‘The junior teams that come here want to see an Owen Farrell or a Maro Itoje playing for England, but they also want to be inspired by someone closer to home, who they can relate to. They might see them at the bar afterwards, or at a Sunday minis session. I think that’s really important.

‘What I quickly realized about this club is that it is in a very, very strong position. It’s really progressing. The minis section on a Sunday was over-flowing and they fielded five senior teams when many clubs would struggle to field two. I’m interested to know why that is.’

Tragically, Easter’s last job was at a club that was not progressing and ended up in ruin, due to the appalling mismanagement of co-owners Colin Goldring and Jason Whittingham. Reflecting on Worcester’s death, he said: ‘It all happened so quickly.

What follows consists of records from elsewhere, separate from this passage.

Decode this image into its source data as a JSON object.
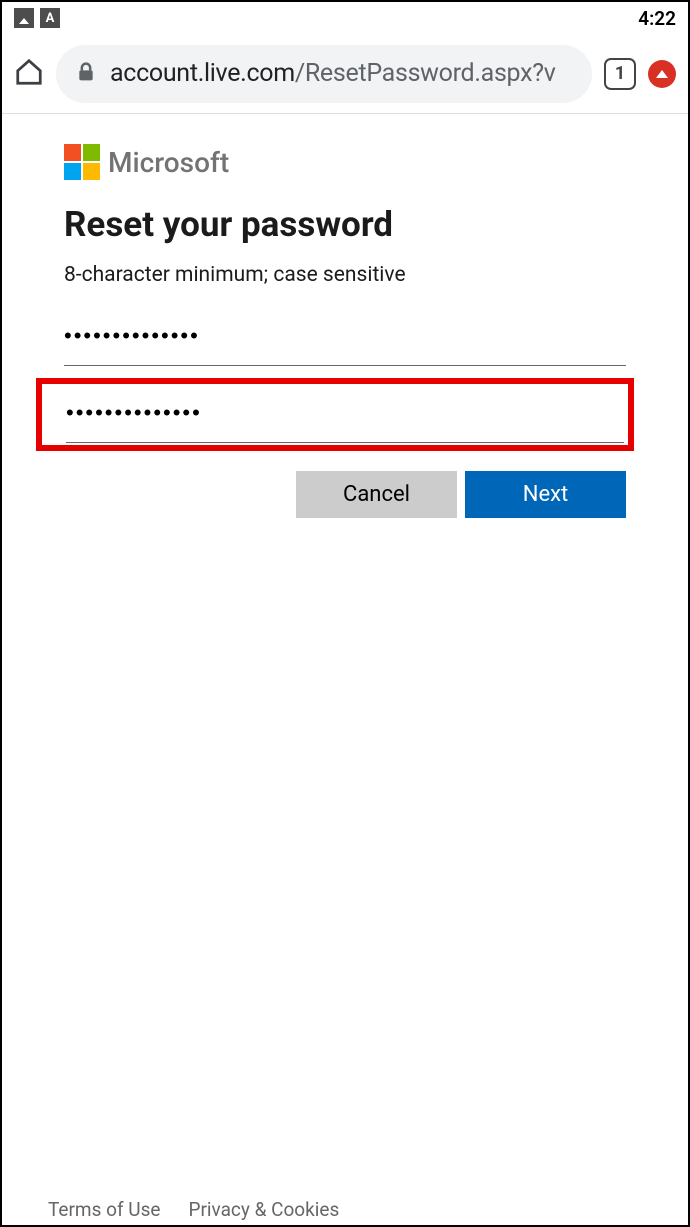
{
  "status": {
    "time": "4:22"
  },
  "browser": {
    "url_domain": "account.live.com",
    "url_path": "/ResetPassword.aspx?v",
    "tab_count": "1"
  },
  "brand": {
    "name": "Microsoft"
  },
  "form": {
    "heading": "Reset your password",
    "hint": "8-character minimum; case sensitive",
    "password1": "••••••••••••••",
    "password2": "••••••••••••••",
    "cancel": "Cancel",
    "next": "Next"
  },
  "footer": {
    "terms": "Terms of Use",
    "privacy": "Privacy & Cookies"
  }
}
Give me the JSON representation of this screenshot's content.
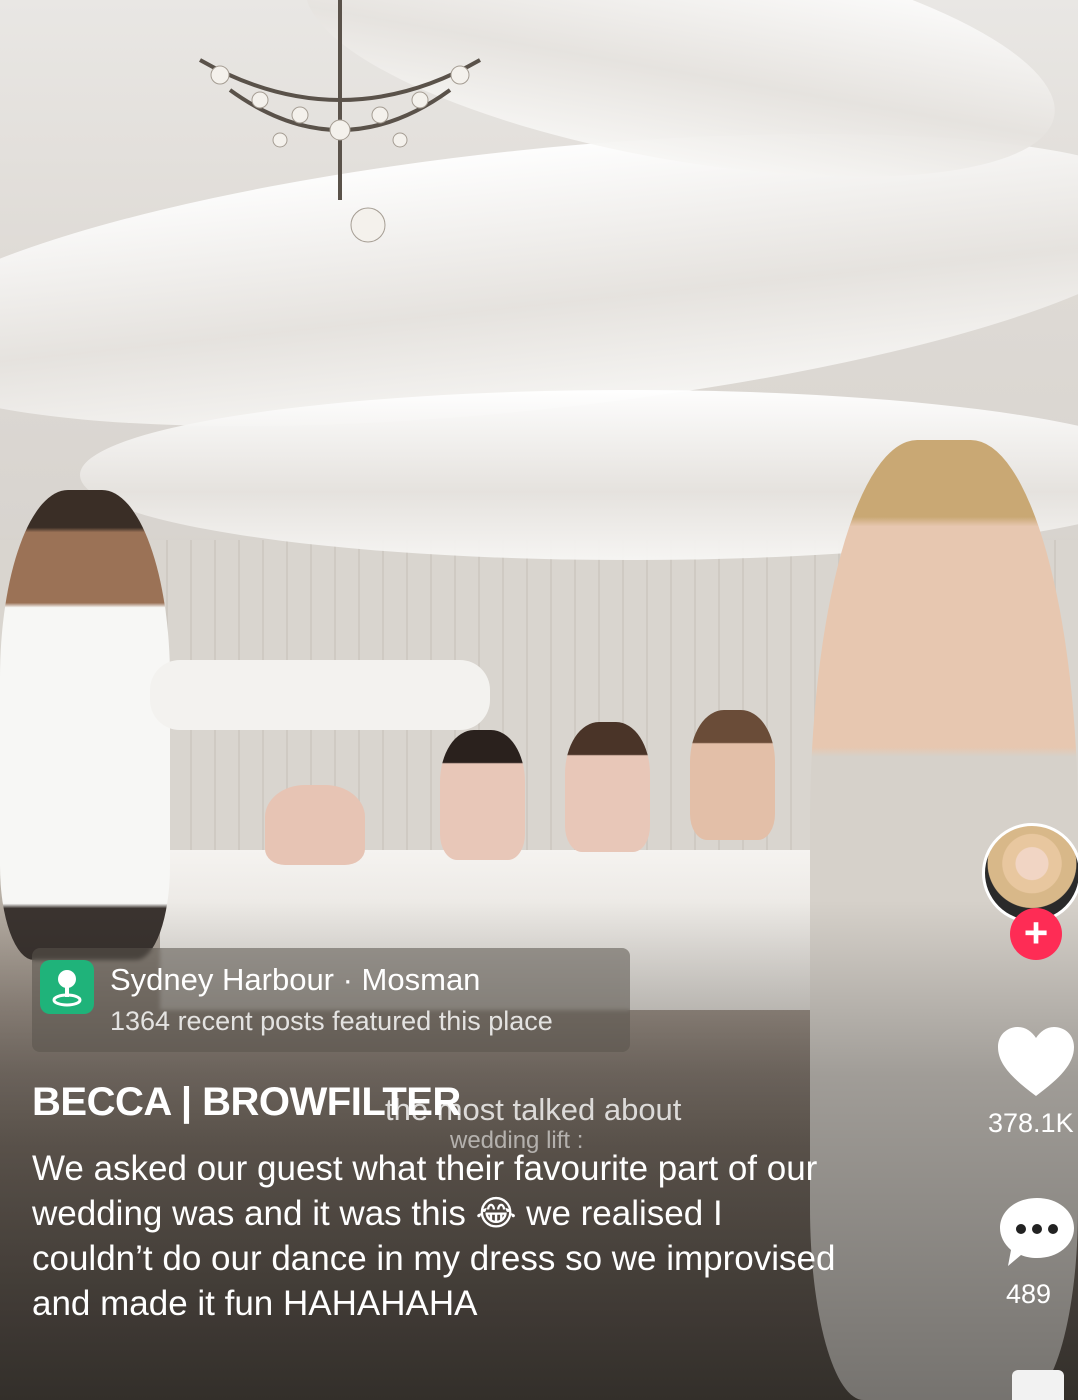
{
  "location": {
    "name": "Sydney Harbour · Mosman",
    "subtitle": "1364 recent posts featured this place",
    "icon": "location-pin-icon"
  },
  "post": {
    "username": "BECCA | BROWFILTER",
    "caption": "We asked our guest what their favourite part of our wedding was and it was this 😂 we realised I couldn’t do our dance in my dress so we improvised and made it fun HAHAHAHA",
    "video_overlay_line1": "the most talked about",
    "video_overlay_line2": "wedding lift :"
  },
  "actions": {
    "follow_label": "+",
    "likes": "378.1K",
    "comments": "489",
    "like_icon": "heart-icon",
    "comment_icon": "comment-bubble-icon",
    "accent_color": "#fe2c55"
  }
}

‘I’ve lost my anger and resentment towards the owners, because you have to get on with your life. You can’t touch those things – and deal with them. What I am really happy about – and this is not the case for everyone, unfortunately – is that 25 to 30 players have found another club. It’s great to see that they’ve done that and that they’re making progress.

‘Being honest, if you did a pub quiz last year and said to people, “Name the 13 Premiership sides”, they’d forget us. Our job, going there with Dimes (Steve Diamond), was to put them on the map and the sad thing is we never had the chance to see if we could achieve that.’

One day, if Worcester is re-established, Easter won’t rule out a return there – ‘as if there’s unfinished business’ – but for now he wants his mission in Chinnor, while his family put down roots in Cheltenham , after stints in Durban and Newcastle.

He is also relishing the prospect of a resurgence in England under the complementary command of Steve Borthwick and Kevin Sinfield.

‘I think they are really good appointments,’ he said. ‘They will bring clarity and motivation. I heard Kevin Sinfield speak on Sports Personality of the Year, and it brought tears to my eyes – watching him there with Rob Burrow. Even as a cynical guy of 44 you think, “I want to play for that guy.”

‘England’s emotional intensity is lacking. Borthwick is smart enough to take Sinfield with him. I’m looking forward to seeing how they go and there’ll be no stone unturned.’

In Chinnor, Easter tends to bring clarity and motivation – and those at the club who have heard his early meetings attest to the emotional intensity aplenty too. He is about to return to the professional coaching ranks, but intends to leave a legacy of new heroes in Oxfordshire.